Kevin Feige says it’s all about the heroes, but why can’t the villains get some love?
Let me preface this by saying that I’m a huge fan of the Marvel Cinematic Universe (MCU), so I write this with the best intentions. What Kevin Feige has crafted with this film universe is unparalleled. It is my favorite movie franchise, and I think Captain America: The Winter Soldier is the best comic book film ever made. That being said, there is one glaring problem consistent throughout almost all MCU films: The villains.
So what exactly is this “villain problem”? Well, so far almost every MCU villain has ended up being one dimensional and inconsequential, acting as more of a presence working against the heroes rather than an actual character. They lack any real motivations other than world domination/destruction or to simply oppose the hero. The villains show up to fight the hero once or twice in the first two acts of the film before they have a climactic fight in the third. They are then quickly killed off to neatly wrap up everything for the sequel. Marvel’s villains are simply wasted.
Here’s a list of villains that adhere to this formula: Obadiah Stane, Whiplash, Red Skull, Aldrich Killian, Malekith (worst offender), Alexander Pierce, Ronan, and Yellowjacket. For the most part, they were all cookie cutter villains that had fairly similar motivations, and were ultimately killed or disposed of at the end of their respective films, never to be heard from again. This villain formula is growing a bit tiresome.
While I personally enjoyed Ultron as he at least had a lot of personality compared to the rest of the characters on this list, his potential was wasted once he was (supposedly) killed off at the end of Age of Ultron. Marvel needs to learn to stop killing off their villains before they really have a chance to grow as characters and leave an impact on audiences. Case in point: Loki.
Loki is the most effective villain in the entire MCU. He has relatable motivations, he’s had time to grow and change as he has appeared in three movies so far, and he has a real personal connection with Thor. He is a fully fleshed out character unlike the majority of previously mentioned villains and is widely considered to be the best part of the Thor films. Why Marvel has made Loki the exception rather than the rule is unknown to me.
Ultron had a lot of wasted potential. Don’t get me wrong, I actually enjoyed Ultron as a character and consider Avengers: Age of Ultron to be one of my favorite MCU movies. But the advertising for the film promised a much more menacing and threatening Ultron. He had the potential to be as great a villain as Loki, if not even better. He was created by two of the Avengers which provides a more personal connection with the heroes than even Loki.
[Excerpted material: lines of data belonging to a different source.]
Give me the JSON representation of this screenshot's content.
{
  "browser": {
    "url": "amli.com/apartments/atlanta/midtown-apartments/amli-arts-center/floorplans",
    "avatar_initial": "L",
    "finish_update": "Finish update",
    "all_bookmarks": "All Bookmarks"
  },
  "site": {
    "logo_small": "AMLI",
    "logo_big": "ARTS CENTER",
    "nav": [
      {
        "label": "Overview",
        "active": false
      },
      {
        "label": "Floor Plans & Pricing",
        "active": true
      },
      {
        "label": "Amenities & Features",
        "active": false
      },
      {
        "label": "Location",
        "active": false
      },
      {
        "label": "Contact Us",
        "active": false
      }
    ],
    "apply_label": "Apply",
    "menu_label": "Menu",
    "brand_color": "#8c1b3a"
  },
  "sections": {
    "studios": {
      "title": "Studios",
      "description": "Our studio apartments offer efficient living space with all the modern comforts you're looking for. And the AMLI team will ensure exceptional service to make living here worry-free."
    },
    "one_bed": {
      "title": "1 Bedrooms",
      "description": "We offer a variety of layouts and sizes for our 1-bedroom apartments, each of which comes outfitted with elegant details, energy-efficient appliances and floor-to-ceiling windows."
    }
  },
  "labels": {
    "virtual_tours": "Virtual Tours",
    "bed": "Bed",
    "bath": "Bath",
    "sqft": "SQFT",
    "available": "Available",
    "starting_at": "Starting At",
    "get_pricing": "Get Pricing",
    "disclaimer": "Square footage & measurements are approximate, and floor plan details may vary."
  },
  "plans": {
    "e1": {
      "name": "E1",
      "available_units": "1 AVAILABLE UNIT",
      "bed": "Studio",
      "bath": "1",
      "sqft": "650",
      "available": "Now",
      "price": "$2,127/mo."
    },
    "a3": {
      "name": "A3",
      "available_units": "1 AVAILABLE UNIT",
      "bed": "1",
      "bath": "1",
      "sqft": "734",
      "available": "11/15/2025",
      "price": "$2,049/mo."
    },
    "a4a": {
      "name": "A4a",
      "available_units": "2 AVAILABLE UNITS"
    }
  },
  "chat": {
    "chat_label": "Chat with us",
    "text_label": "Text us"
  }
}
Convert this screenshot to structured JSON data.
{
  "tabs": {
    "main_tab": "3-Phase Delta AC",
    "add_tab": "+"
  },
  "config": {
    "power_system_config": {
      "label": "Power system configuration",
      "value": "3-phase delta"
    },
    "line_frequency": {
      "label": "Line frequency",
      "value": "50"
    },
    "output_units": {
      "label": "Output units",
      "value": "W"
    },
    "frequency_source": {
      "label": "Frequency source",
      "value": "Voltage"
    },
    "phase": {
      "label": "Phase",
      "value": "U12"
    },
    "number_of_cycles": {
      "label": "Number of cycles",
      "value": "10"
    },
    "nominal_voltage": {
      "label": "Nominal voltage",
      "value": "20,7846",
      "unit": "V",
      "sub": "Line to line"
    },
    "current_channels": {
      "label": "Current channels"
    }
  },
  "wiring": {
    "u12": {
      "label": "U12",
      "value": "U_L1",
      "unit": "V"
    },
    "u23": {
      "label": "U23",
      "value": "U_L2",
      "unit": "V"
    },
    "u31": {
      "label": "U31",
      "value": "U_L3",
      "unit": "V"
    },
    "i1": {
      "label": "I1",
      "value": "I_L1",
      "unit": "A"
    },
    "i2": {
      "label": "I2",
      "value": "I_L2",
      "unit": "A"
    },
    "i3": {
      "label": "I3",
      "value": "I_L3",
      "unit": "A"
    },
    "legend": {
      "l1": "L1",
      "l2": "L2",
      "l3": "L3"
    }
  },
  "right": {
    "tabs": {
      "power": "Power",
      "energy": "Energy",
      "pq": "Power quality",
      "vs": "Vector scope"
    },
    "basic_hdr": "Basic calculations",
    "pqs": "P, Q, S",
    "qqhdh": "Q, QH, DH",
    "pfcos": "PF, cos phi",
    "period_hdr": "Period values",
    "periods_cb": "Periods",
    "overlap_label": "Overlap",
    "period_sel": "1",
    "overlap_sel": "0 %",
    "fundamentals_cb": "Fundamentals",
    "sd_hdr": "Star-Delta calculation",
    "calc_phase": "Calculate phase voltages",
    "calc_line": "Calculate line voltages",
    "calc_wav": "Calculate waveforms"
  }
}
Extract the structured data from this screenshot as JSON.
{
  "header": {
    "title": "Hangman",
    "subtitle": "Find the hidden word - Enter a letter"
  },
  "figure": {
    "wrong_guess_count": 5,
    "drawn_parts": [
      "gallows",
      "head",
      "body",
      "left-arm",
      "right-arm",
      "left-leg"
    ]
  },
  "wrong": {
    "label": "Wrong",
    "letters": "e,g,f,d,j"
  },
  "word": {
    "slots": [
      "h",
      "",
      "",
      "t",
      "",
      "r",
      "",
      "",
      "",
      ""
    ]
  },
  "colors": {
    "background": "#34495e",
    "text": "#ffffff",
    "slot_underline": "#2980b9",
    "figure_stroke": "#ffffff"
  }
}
But his creation and connection were quickly glossed over in the first act of the movie, which made the father/son dynamic with Tony feel rather lackluster. This could have been the core emotional conflict of the movie, similar to Thor and Loki in his first standalone film. But unfortunately it’s not, it’s a fairly minimized conflict in the film and overall leaves Ultron as a weaker villain. However, Joss Whedon and James Spader were able to breathe some life into Ultron with his sense of humor and god complex he possessed. Ultron’s personality made him more interesting than the majority of Marvel villains, but that still isn’t saying very much.
While Captain America: Civil War seems to be rectifying this problem a bit by making the main antagonist of the film be Iron Man, which automatically solves a lot off the problems I listed earlier, that is still only one film. In a previous article I discussed how Guardians of the Galaxy Vol. 2 could provide an interesting villain, but Marvel’s biggest test lies with Avengers: Infinity War.
Avengers: Age of Ultron received a lot of criticism for being too similar to the original Avengers, which is a big reason why Infinity War needs to be different. Infinity War needs a threatening and compelling villain to distinguish itself from Age of Ultron. Marvel has been building up Thanos as the end game villain for the Avengers. In order for this build up to feel worth it, Thanos needs to be a great villain. One that is menacing, interesting, and poses an actual threat to the Avengers.
If Thanos falls flat, there is a good chance Infinity War falls flat. If Thanos ends up being just another cookie cutter Marvel villain, than what would be the point of all the build up? Thanos will be Marvel’s last chance to get their villain right. If they succeed with Thanos and he lives up to the hype that Marvel has been building, then Infinity War will be a home run. If Thanos fails however, much of the time spent setting up Infinity War will have felt wasted. Thanos needs to be a great villain in order to justify uniting the entire MCU against him, and if he isn’t I fear Infinity War will end up a major disappointment.
Don’t mess this up Feige!
Disagree with my assessment? Let me know in the comments below!